EXERCISE REQUIREMENTS:
Starting at the first line and ending at the last, output the data exactly.

--- RECORDS SUPPLIED Enclosed Below ---

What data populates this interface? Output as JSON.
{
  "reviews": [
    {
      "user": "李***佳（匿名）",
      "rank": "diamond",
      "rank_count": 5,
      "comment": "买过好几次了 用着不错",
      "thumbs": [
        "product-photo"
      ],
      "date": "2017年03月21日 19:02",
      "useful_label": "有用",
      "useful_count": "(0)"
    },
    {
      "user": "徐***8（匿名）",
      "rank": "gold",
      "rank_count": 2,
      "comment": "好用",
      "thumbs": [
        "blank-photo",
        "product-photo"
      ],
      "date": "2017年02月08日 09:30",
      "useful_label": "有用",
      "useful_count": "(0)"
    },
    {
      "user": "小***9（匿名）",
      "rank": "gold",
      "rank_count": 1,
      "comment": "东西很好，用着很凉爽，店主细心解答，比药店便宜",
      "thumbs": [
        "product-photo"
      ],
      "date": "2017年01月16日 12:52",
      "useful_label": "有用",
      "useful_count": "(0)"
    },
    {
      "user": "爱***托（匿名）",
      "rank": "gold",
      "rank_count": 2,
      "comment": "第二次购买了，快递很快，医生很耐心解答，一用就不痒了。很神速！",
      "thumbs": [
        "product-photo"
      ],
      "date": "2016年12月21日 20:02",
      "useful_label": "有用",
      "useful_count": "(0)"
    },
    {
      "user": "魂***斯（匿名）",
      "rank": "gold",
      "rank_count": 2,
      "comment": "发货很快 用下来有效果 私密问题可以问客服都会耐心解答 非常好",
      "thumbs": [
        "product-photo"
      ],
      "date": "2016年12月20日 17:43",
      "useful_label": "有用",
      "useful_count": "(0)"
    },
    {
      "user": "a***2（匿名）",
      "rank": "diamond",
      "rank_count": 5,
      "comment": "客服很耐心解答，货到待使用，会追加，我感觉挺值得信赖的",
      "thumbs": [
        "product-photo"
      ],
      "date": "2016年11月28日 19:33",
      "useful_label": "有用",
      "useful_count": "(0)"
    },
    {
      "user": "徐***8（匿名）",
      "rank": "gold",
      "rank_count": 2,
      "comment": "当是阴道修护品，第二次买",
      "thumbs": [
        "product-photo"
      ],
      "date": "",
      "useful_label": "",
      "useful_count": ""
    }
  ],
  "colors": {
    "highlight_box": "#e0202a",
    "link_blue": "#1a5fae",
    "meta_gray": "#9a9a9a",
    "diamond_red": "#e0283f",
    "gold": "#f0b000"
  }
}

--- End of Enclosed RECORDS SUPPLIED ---

EXERCISE RESPONSE:
What data populates this interface? Output as JSON.
{
  "reviews": [
    {
      "user": "李***佳（匿名）",
      "rank": "diamond",
      "rank_count": 5,
      "comment": "买过好几次了 用着不错",
      "thumbs": [
        "product-photo"
      ],
      "date": "2017年03月21日 19:02",
      "useful_label": "有用",
      "useful_count": "(0)"
    },
    {
      "user": "徐***8（匿名）",
      "rank": "gold",
      "rank_count": 2,
      "comment": "好用",
      "thumbs": [
        "blank-photo",
        "product-photo"
      ],
      "date": "2017年02月08日 09:30",
      "useful_label": "有用",
      "useful_count": "(0)"
    },
    {
      "user": "小***9（匿名）",
      "rank": "gold",
      "rank_count": 1,
      "comment": "东西很好，用着很凉爽，店主细心解答，比药店便宜",
      "thumbs": [
        "product-photo"
      ],
      "date": "2017年01月16日 12:52",
      "useful_label": "有用",
      "useful_count": "(0)"
    },
    {
      "user": "爱***托（匿名）",
      "rank": "gold",
      "rank_count": 2,
      "comment": "第二次购买了，快递很快，医生很耐心解答，一用就不痒了。很神速！",
      "thumbs": [
        "product-photo"
      ],
      "date": "2016年12月21日 20:02",
      "useful_label": "有用",
      "useful_count": "(0)"
    },
    {
      "user": "魂***斯（匿名）",
      "rank": "gold",
      "rank_count": 2,
      "comment": "发货很快 用下来有效果 私密问题可以问客服都会耐心解答 非常好",
      "thumbs": [
        "product-photo"
      ],
      "date": "2016年12月20日 17:43",
      "useful_label": "有用",
      "useful_count": "(0)"
    },
    {
      "user": "a***2（匿名）",
      "rank": "diamond",
      "rank_count": 5,
      "comment": "客服很耐心解答，货到待使用，会追加，我感觉挺值得信赖的",
      "thumbs": [
        "product-photo"
      ],
      "date": "2016年11月28日 19:33",
      "useful_label": "有用",
      "useful_count": "(0)"
    },
    {
      "user": "徐***8（匿名）",
      "rank": "gold",
      "rank_count": 2,
      "comment": "当是阴道修护品，第二次买",
      "thumbs": [
        "product-photo"
      ],
      "date": "",
      "useful_label": "",
      "useful_count": ""
    }
  ],
  "colors": {
    "highlight_box": "#e0202a",
    "link_blue": "#1a5fae",
    "meta_gray": "#9a9a9a",
    "diamond_red": "#e0283f",
    "gold": "#f0b000"
  }
}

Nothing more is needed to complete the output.